All the entries, exactly as they read, must be written out again.

[Stored data Boundary: Start]

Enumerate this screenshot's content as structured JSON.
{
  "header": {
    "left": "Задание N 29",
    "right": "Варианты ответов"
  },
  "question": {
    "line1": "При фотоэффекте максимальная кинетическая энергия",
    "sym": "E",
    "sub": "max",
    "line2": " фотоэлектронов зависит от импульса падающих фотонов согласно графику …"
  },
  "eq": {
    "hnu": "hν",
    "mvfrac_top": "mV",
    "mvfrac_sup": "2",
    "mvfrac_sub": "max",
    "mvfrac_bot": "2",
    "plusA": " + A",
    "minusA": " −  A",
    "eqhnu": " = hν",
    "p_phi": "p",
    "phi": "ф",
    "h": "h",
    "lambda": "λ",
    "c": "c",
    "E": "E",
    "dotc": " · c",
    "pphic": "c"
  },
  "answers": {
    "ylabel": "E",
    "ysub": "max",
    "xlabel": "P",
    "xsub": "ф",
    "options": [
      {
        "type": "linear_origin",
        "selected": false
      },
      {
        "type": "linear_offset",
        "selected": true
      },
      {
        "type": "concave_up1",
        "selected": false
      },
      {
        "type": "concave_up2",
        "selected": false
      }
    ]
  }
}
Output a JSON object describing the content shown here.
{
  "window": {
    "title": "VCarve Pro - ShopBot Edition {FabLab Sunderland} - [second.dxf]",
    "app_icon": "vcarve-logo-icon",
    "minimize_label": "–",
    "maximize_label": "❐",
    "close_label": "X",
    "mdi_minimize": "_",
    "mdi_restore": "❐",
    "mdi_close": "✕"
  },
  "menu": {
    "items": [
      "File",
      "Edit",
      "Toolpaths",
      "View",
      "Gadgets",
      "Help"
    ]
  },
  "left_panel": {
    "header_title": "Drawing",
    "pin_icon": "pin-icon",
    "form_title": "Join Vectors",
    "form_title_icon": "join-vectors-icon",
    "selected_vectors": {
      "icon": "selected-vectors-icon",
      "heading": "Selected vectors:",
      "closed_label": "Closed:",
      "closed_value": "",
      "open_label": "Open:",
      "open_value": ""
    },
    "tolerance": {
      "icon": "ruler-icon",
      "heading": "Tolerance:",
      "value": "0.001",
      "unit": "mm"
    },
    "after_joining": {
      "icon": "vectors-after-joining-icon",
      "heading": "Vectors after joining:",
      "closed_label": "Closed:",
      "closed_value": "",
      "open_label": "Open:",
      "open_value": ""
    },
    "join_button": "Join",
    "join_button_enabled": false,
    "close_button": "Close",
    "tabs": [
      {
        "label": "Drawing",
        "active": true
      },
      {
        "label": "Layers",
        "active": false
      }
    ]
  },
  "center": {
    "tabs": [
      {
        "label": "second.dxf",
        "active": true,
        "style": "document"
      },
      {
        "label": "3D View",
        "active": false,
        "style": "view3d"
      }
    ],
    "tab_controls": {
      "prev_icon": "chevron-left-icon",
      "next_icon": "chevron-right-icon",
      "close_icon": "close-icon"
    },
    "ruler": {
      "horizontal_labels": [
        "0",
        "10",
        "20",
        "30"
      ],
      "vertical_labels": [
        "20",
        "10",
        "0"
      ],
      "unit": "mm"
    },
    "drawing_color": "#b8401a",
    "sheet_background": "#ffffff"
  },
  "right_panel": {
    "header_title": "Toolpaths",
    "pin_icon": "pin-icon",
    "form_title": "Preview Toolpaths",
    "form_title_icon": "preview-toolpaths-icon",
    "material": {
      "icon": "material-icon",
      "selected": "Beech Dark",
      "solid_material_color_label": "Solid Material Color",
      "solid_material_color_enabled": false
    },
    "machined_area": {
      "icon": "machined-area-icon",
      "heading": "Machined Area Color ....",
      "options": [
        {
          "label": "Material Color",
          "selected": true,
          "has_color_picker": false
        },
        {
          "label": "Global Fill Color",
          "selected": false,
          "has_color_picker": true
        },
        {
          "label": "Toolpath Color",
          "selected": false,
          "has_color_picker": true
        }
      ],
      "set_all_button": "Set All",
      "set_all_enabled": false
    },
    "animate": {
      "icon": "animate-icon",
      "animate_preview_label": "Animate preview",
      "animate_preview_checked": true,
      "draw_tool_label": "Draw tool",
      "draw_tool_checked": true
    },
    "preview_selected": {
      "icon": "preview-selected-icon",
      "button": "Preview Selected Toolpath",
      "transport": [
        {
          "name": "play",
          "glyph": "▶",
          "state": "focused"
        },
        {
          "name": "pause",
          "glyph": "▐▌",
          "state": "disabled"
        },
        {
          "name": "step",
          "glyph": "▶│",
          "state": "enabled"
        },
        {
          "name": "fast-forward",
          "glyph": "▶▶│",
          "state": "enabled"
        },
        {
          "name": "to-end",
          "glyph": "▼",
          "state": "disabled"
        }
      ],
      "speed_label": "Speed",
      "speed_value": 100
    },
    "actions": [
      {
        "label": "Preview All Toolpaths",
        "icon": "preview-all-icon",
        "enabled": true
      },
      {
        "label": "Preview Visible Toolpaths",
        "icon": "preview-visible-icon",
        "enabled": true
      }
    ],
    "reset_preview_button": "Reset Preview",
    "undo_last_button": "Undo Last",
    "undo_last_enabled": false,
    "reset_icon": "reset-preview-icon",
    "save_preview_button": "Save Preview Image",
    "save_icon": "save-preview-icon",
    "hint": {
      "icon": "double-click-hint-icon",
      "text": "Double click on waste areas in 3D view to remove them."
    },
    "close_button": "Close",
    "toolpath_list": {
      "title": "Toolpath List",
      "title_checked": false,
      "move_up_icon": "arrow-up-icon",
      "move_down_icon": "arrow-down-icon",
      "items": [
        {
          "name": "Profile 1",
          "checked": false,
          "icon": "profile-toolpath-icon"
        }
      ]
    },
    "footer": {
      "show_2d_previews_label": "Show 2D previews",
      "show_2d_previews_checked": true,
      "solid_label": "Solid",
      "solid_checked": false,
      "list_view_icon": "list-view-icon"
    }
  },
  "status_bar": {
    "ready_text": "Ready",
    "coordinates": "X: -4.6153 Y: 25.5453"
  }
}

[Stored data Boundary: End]

**Solution to this exercise**
Enumerate this screenshot's content as structured JSON.
{
  "header": {
    "left": "Задание N 29",
    "right": "Варианты ответов"
  },
  "question": {
    "line1": "При фотоэффекте максимальная кинетическая энергия",
    "sym": "E",
    "sub": "max",
    "line2": " фотоэлектронов зависит от импульса падающих фотонов согласно графику …"
  },
  "eq": {
    "hnu": "hν",
    "mvfrac_top": "mV",
    "mvfrac_sup": "2",
    "mvfrac_sub": "max",
    "mvfrac_bot": "2",
    "plusA": " + A",
    "minusA": " −  A",
    "eqhnu": " = hν",
    "p_phi": "p",
    "phi": "ф",
    "h": "h",
    "lambda": "λ",
    "c": "c",
    "E": "E",
    "dotc": " · c",
    "pphic": "c"
  },
  "answers": {
    "ylabel": "E",
    "ysub": "max",
    "xlabel": "P",
    "xsub": "ф",
    "options": [
      {
        "type": "linear_origin",
        "selected": false
      },
      {
        "type": "linear_offset",
        "selected": true
      },
      {
        "type": "concave_up1",
        "selected": false
      },
      {
        "type": "concave_up2",
        "selected": false
      }
    ]
  }
}
Output a JSON object describing the content shown here.
{
  "window": {
    "title": "VCarve Pro - ShopBot Edition {FabLab Sunderland} - [second.dxf]",
    "app_icon": "vcarve-logo-icon",
    "minimize_label": "–",
    "maximize_label": "❐",
    "close_label": "X",
    "mdi_minimize": "_",
    "mdi_restore": "❐",
    "mdi_close": "✕"
  },
  "menu": {
    "items": [
      "File",
      "Edit",
      "Toolpaths",
      "View",
      "Gadgets",
      "Help"
    ]
  },
  "left_panel": {
    "header_title": "Drawing",
    "pin_icon": "pin-icon",
    "form_title": "Join Vectors",
    "form_title_icon": "join-vectors-icon",
    "selected_vectors": {
      "icon": "selected-vectors-icon",
      "heading": "Selected vectors:",
      "closed_label": "Closed:",
      "closed_value": "",
      "open_label": "Open:",
      "open_value": ""
    },
    "tolerance": {
      "icon": "ruler-icon",
      "heading": "Tolerance:",
      "value": "0.001",
      "unit": "mm"
    },
    "after_joining": {
      "icon": "vectors-after-joining-icon",
      "heading": "Vectors after joining:",
      "closed_label": "Closed:",
      "closed_value": "",
      "open_label": "Open:",
      "open_value": ""
    },
    "join_button": "Join",
    "join_button_enabled": false,
    "close_button": "Close",
    "tabs": [
      {
        "label": "Drawing",
        "active": true
      },
      {
        "label": "Layers",
        "active": false
      }
    ]
  },
  "center": {
    "tabs": [
      {
        "label": "second.dxf",
        "active": true,
        "style": "document"
      },
      {
        "label": "3D View",
        "active": false,
        "style": "view3d"
      }
    ],
    "tab_controls": {
      "prev_icon": "chevron-left-icon",
      "next_icon": "chevron-right-icon",
      "close_icon": "close-icon"
    },
    "ruler": {
      "horizontal_labels": [
        "0",
        "10",
        "20",
        "30"
      ],
      "vertical_labels": [
        "20",
        "10",
        "0"
      ],
      "unit": "mm"
    },
    "drawing_color": "#b8401a",
    "sheet_background": "#ffffff"
  },
  "right_panel": {
    "header_title": "Toolpaths",
    "pin_icon": "pin-icon",
    "form_title": "Preview Toolpaths",
    "form_title_icon": "preview-toolpaths-icon",
    "material": {
      "icon": "material-icon",
      "selected": "Beech Dark",
      "solid_material_color_label": "Solid Material Color",
      "solid_material_color_enabled": false
    },
    "machined_area": {
      "icon": "machined-area-icon",
      "heading": "Machined Area Color ....",
      "options": [
        {
          "label": "Material Color",
          "selected": true,
          "has_color_picker": false
        },
        {
          "label": "Global Fill Color",
          "selected": false,
          "has_color_picker": true
        },
        {
          "label": "Toolpath Color",
          "selected": false,
          "has_color_picker": true
        }
      ],
      "set_all_button": "Set All",
      "set_all_enabled": false
    },
    "animate": {
      "icon": "animate-icon",
      "animate_preview_label": "Animate preview",
      "animate_preview_checked": true,
      "draw_tool_label": "Draw tool",
      "draw_tool_checked": true
    },
    "preview_selected": {
      "icon": "preview-selected-icon",
      "button": "Preview Selected Toolpath",
      "transport": [
        {
          "name": "play",
          "glyph": "▶",
          "state": "focused"
        },
        {
          "name": "pause",
          "glyph": "▐▌",
          "state": "disabled"
        },
        {
          "name": "step",
          "glyph": "▶│",
          "state": "enabled"
        },
        {
          "name": "fast-forward",
          "glyph": "▶▶│",
          "state": "enabled"
        },
        {
          "name": "to-end",
          "glyph": "▼",
          "state": "disabled"
        }
      ],
      "speed_label": "Speed",
      "speed_value": 100
    },
    "actions": [
      {
        "label": "Preview All Toolpaths",
        "icon": "preview-all-icon",
        "enabled": true
      },
      {
        "label": "Preview Visible Toolpaths",
        "icon": "preview-visible-icon",
        "enabled": true
      }
    ],
    "reset_preview_button": "Reset Preview",
    "undo_last_button": "Undo Last",
    "undo_last_enabled": false,
    "reset_icon": "reset-preview-icon",
    "save_preview_button": "Save Preview Image",
    "save_icon": "save-preview-icon",
    "hint": {
      "icon": "double-click-hint-icon",
      "text": "Double click on waste areas in 3D view to remove them."
    },
    "close_button": "Close",
    "toolpath_list": {
      "title": "Toolpath List",
      "title_checked": false,
      "move_up_icon": "arrow-up-icon",
      "move_down_icon": "arrow-down-icon",
      "items": [
        {
          "name": "Profile 1",
          "checked": false,
          "icon": "profile-toolpath-icon"
        }
      ]
    },
    "footer": {
      "show_2d_previews_label": "Show 2D previews",
      "show_2d_previews_checked": true,
      "solid_label": "Solid",
      "solid_checked": false,
      "list_view_icon": "list-view-icon"
    }
  },
  "status_bar": {
    "ready_text": "Ready",
    "coordinates": "X: -4.6153 Y: 25.5453"
  }
}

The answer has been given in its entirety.